The ChoosaBroker Trading Academy
5.2. Benefits and Drawbacks of the Currency Market
Rapid technological advances in the foreign currency market have led to an exponential growth in the number of retail traders and investors. Currency markets are no longer the sole preserve of the big and wealthy individuals and corporations. There are more active retail market participants in the currency market than in any other financial marketplace. And the inherent advantages are not hard to find. In this lesson, we will look at:
Foreign Exchange Market Benefits
Listed below are the most notable benefits of the foreign exchange market:
1. Most Liquid Market with Greater Price Volatility
Liquidity represents the total number of buyers and sellers in a market. Typically, the greater the liquidity in a market, the better is the price fill. The foreign exchange market is the largest and the most liquid financial market in the world. Average daily activity exceeds US$4 trillion, with over US$1.50 trillion conducted in spot transactions.
2. Increased Market Hours
3. Lower Transaction Costs
4. Availability of Substantial Margin
Besides the easy accessibility, foreign exchange brokers and dealers also offer margin to traders. Margin-based accounts are different from credit accounts in that a trader or an investor first has to open an account with a broker and deposit money. Once a margin account has been funded, the trader can engage in any market activity as long as he or she maintains sufficient margin in the account. The initial deposit is dependent on the margin percentage that is agreed upon between the broker/dealer and the investor. For accounts trading in 100,000 currency units, the margin requirement is usually 1.00%. So, if an investor wants to trade $100,000, he will need to deposit a mere $1000. The remaining 99.00% is supplied by the broker. The availability of such huge levels of leverage can help small, retail traders earn potentially big profits from the market.
5. Ability to Profit from Falling Markets
Short-selling is the act of selling a currency pair without owning it. The ability to execute short trades enables a trader to profit irrespective of the direction in which the market is trending. When the exchange rates are increasing, a trader can earn a profit by going buying a currency pair, only to sell it later for more than his purchase price. Contrarily, when exchange rates are declining, the trader can profit by first short selling the currency pair and then it buying back for less than what he had initially paid for.
Foreign Exchange Market Drawbacks
1. Excessive Leverage
The leverage offered by foreign exchange brokers is like a double-edged sword, whereby both profits and losses can get magnified. If the market suddenly moves against you, and a pre-determined risk management strategy is not in place, the losses can easily spiral out of your control, with the potential to even erode your entire trading capital.
2. Liquidity Risk
3. Volatility Risk
During periods of greater market volatility that accompany major economic releases or geopolitical news, the bid – ask spreads of foreign currencies get widened, leading to poorer execution prices for traders.

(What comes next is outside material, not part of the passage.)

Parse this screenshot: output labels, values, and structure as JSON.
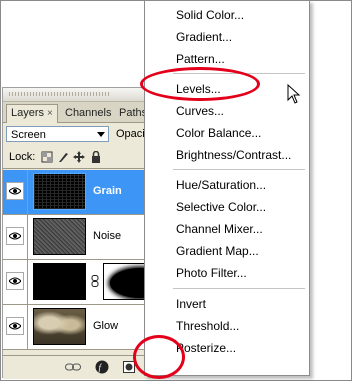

Foreign Exchange Transaction Costs
Foreign exchange brokers either charge a per-trade COMMISSION, or make their money on the SPREAD between the bid price and the ask prices they quote to customers. By understanding what each of these mean, a trader will be better prepared to manage his or her capital.
1. Foreign Exchange Commissions
A commission is the fee that a broker charges a trader for every trade placed. Forex commissions come in two main forms:
- Fixed Commission – The broker can charge a trader a fixed sum of money regardless of the size and volume of the trade being initiated. For example, a fixed fee broker may charge a commission of $1 per executed trade, irrespective of the size involved.
2. Foreign Exchange Spreads
Currency brokers that don’t charge commission make their money through the bid-ask spread. Your broker will quote you two prices for every currency pair on offer – a price to buy (the bid price) and a price to sell (the ask price). The spread is the difference between the bid price and the ask price, and is what the broker earns from each trade placed. To illustrate, let us say you want to initiate a long position (buy trade) on EUR/USD. The broker will quote two prices, 1.1003 and 1.1000. When you click on the buy button of your trading platform, you will be entered into a long position with a fill at 1.1003. This means that you have been charged 3 pips for the spread, which will represent your transaction cost for entering in to the trade.
Final Few Thoughts
Despite the overwhelming size of the market, when it comes to trading and investing in foreign currencies, the underlying concepts are relatively simple. The benefits of currency trading easily outweigh the drawbacks. The most important rule to survive in the business is to trade only with capital you can afford to lose. Limit your losses, and the profits will take care of themselves.